Methods: In Sprague-Dawley rats maintained under chloral hydrate anesthesia, KA (0.5 nmol) was microinjected unilaterally into the CA3 subfield of the hippocampus to induce seizure-like hippocampal EEG activity. The activity of key mitochondrial respiratory chain enzymes in the dentate gyrus (DG), or CA1 or CA3 subfield of the hippocampus was measured 30 or 180 min after application of KA. Ultrastructure of mitochondria in those three hippocampal subfields during KA-induced status epilepticus also was examined with electron microscopy.

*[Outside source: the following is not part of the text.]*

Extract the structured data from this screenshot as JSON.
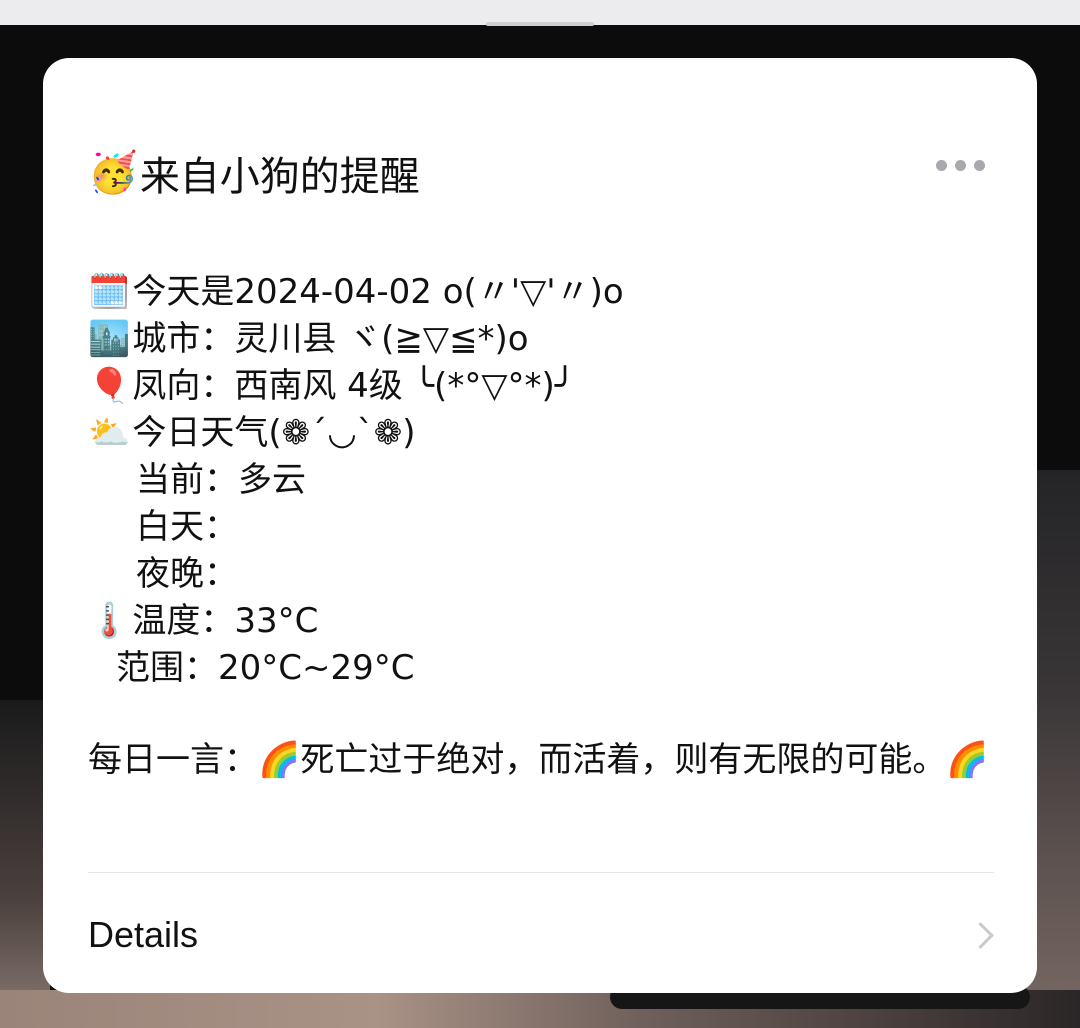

Results: Microinjection of KA into the CA3 subfield of the hippocampus elicited progressive build-up of seizure-like hippocampal EEG activity. Enzyme assay revealed significant depression of the activity of nicotinamide adenine dinucleotide cytochrome c reductase (marker for Complexes I+III) in the DG, or CA1 or CA3 subfields 180 min after KA-elicited temporal lobe status epilepticus. Conversely, the activities of succinate cytochrome c reductase (marker for Complexes II+III) and cytochrome c oxidase (marker for Complex IV) remained unaltered. Discernible mitochondrial ultrastructural damage, varying from swelling to disruption of membrane integrity, also was observed in the hippocampus 180 min after hippocampal application of KA.

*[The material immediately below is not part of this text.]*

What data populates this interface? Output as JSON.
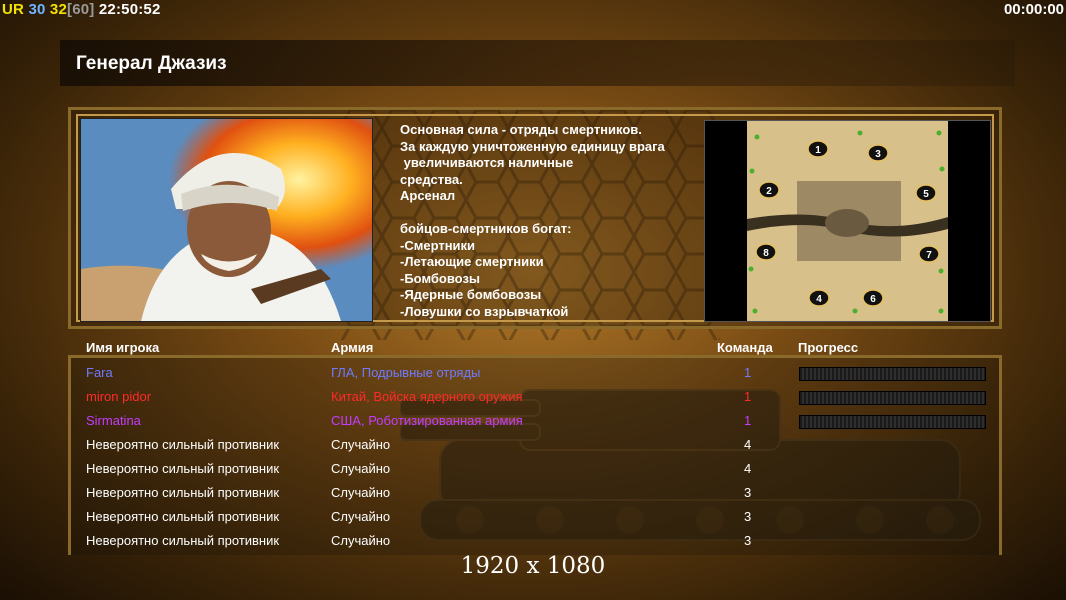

Conclusions: Our results demonstrated that dysfunction of Complex I respiratory chain enzyme and mitochondrial ultrastructural damage in the hippocampus are associated with prolonged seizure during experimental temporal lobe status epilepticus.